Les McCann’s “Kathleen’s Theme,” comes next, opening in a more reflective, reserved mood. Once the core theme is established, the rhythm shifts to light finger-snapping mode featuring Eddie Harris feeding off McCann’s comps. Eddie had been playing in more of a bop style in the years before this record, and you can definitely hear the influence in the whirling melody, even with the slower tempo. Despite the lack of rehearsal time, Eddie comes through big here, and the warm applause he receives when the piece shifts back to the intro is well-earned.
The more energetic “You Got It in Your Soulness” comes next, basically a 12-bar blues with a brief transition chord to the V. The combo varies the pattern a couple of minutes into the song to a repeated root chord with occasional modification that allows Eddie Harris to riff a while, with slightly less intensity than the rhythm section. Benny Bailey gets his turn and delivers a solo that sounds like a combination of bird melody and hard kisses that knocks it out of the park. Behind both solos, Leroy Vinnegar does some very nimble work on the bass. Right before the return to the main theme, Les does some low-level scat . . . more like satisfied grunts than formed sounds . . . and you know he’s feeling it. With all the musicians in the groove, “You Got It in Your Soulness” qualifies as an absolute stunner.
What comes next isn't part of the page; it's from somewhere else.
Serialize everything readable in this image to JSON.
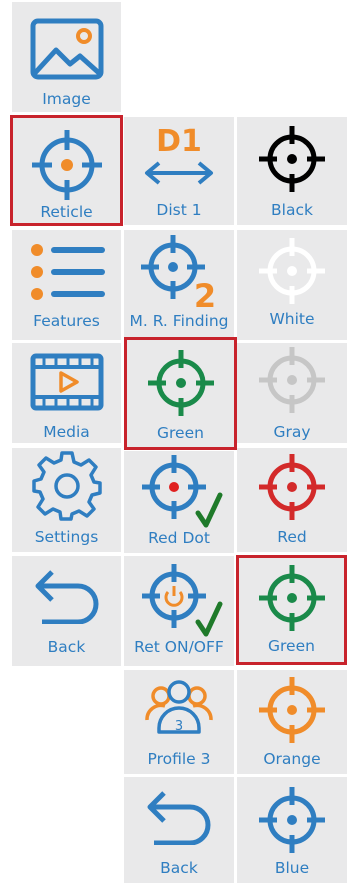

The original album ends with “The Generation Gap,” the phrase used to define the faux crisis between the war generation and the Baby Boomers. The gap disappeared when most of the Baby Boomers grew up and became greedy stick-in-the-muds just like their parents. Jazz titles are usually off-the-top-of-my-head creations and I don’t really hear anything in the musical structure of the piece that reflects a stylistic gap symbolically representing a generation gap. The combo really uses the piece as a platform for the band members to show their stuff, and since the chord structure is similar to “Compared to What?” with its series of rising chords, I’ve always considered this piece to be the instrumental version of the opener. This may imply that the piece is boring and repetitive, but it isn’t—the instrumentalists have a greater opportunity to explore the musical theme. The horn solos here are as strong as anything else on the album, and the command of dynamics is much stronger than on any other of the pieces—they’ve had time to warm up and connect with each other, and it shows.
For all its “soul jazz” trappings, Swiss Movement remains both an accessible and appealing jazz record. The rhythms aren’t as intense as Coltrane’s and the melodies aren’t as brilliantly unpredictable as Monk’s, but all these guys were accomplished jazz musicians who knew their stuff. Les McCann did more crossover work than the others, but even the novice listener should be able to appreciate the hard bop style of Benny Bailey in the context of more familiar rhythms. Swiss Movement also confirms the longstanding truth that jazz is an exciting live performance medium open to more frequent improvisation than rock or soul. There’s nothing like sharing a moment of music when the players are also the creators, for that moment is a blessed form of intimacy that stays with you forever.